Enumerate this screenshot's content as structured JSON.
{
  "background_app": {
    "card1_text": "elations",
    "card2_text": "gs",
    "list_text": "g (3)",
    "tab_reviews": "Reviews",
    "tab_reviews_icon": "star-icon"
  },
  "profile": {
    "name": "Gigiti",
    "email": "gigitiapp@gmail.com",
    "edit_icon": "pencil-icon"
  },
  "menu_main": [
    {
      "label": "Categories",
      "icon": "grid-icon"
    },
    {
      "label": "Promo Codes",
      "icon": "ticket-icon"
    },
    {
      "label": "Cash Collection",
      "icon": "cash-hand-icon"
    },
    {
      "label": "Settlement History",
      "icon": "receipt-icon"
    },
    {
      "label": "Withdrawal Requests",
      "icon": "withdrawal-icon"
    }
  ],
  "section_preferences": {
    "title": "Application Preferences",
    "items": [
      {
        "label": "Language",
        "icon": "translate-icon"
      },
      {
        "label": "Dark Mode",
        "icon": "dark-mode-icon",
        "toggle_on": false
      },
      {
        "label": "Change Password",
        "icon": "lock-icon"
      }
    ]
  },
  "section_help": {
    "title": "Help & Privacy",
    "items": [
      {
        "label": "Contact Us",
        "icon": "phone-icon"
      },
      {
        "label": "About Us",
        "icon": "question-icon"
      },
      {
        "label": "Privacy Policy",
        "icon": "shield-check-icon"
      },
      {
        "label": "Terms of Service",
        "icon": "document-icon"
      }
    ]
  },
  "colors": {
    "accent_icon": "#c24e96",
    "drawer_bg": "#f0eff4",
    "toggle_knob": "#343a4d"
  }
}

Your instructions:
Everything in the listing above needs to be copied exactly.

Answer:
Enumerate this screenshot's content as structured JSON.
{
  "background_app": {
    "card1_text": "elations",
    "card2_text": "gs",
    "list_text": "g (3)",
    "tab_reviews": "Reviews",
    "tab_reviews_icon": "star-icon"
  },
  "profile": {
    "name": "Gigiti",
    "email": "gigitiapp@gmail.com",
    "edit_icon": "pencil-icon"
  },
  "menu_main": [
    {
      "label": "Categories",
      "icon": "grid-icon"
    },
    {
      "label": "Promo Codes",
      "icon": "ticket-icon"
    },
    {
      "label": "Cash Collection",
      "icon": "cash-hand-icon"
    },
    {
      "label": "Settlement History",
      "icon": "receipt-icon"
    },
    {
      "label": "Withdrawal Requests",
      "icon": "withdrawal-icon"
    }
  ],
  "section_preferences": {
    "title": "Application Preferences",
    "items": [
      {
        "label": "Language",
        "icon": "translate-icon"
      },
      {
        "label": "Dark Mode",
        "icon": "dark-mode-icon",
        "toggle_on": false
      },
      {
        "label": "Change Password",
        "icon": "lock-icon"
      }
    ]
  },
  "section_help": {
    "title": "Help & Privacy",
    "items": [
      {
        "label": "Contact Us",
        "icon": "phone-icon"
      },
      {
        "label": "About Us",
        "icon": "question-icon"
      },
      {
        "label": "Privacy Policy",
        "icon": "shield-check-icon"
      },
      {
        "label": "Terms of Service",
        "icon": "document-icon"
      }
    ]
  },
  "colors": {
    "accent_icon": "#c24e96",
    "drawer_bg": "#f0eff4",
    "toggle_knob": "#343a4d"
  }
}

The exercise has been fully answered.